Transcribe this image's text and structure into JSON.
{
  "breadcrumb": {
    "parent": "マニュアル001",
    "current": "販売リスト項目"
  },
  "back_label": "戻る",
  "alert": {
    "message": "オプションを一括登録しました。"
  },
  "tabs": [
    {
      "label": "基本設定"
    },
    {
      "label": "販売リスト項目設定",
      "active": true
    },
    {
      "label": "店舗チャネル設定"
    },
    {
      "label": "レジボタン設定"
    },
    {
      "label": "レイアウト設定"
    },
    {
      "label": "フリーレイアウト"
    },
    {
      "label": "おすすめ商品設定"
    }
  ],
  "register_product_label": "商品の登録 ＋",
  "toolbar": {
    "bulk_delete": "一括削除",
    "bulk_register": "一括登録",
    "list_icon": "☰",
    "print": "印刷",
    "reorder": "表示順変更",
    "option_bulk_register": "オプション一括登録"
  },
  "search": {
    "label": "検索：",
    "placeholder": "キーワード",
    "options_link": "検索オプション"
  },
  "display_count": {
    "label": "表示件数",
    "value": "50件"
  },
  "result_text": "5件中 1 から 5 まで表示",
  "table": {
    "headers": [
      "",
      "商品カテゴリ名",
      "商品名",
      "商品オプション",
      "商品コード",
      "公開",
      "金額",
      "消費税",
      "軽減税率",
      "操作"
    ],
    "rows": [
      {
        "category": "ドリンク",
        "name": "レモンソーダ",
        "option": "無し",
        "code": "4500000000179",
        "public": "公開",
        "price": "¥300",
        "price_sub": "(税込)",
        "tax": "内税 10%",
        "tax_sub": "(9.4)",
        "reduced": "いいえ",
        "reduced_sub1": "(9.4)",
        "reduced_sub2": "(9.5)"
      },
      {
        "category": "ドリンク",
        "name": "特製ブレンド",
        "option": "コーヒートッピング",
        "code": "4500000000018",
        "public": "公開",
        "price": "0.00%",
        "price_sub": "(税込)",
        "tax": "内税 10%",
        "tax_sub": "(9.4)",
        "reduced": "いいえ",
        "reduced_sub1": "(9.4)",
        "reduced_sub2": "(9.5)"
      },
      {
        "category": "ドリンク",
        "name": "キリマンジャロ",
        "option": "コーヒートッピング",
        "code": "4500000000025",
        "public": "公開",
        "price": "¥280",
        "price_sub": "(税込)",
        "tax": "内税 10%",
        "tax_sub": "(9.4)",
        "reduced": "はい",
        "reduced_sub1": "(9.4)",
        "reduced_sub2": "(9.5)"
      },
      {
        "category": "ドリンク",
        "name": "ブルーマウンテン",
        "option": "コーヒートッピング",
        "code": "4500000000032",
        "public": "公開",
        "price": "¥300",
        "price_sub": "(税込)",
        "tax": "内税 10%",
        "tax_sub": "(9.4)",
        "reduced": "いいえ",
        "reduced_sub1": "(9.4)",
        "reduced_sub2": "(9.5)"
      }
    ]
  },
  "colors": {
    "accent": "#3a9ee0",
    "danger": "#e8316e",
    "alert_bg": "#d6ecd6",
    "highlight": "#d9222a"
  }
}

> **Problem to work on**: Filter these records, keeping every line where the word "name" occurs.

> **Answer box**:
        "name": "レモンソーダ",
        "name": "特製ブレンド",
        "name": "キリマンジャロ",
        "name": "ブルーマウンテン",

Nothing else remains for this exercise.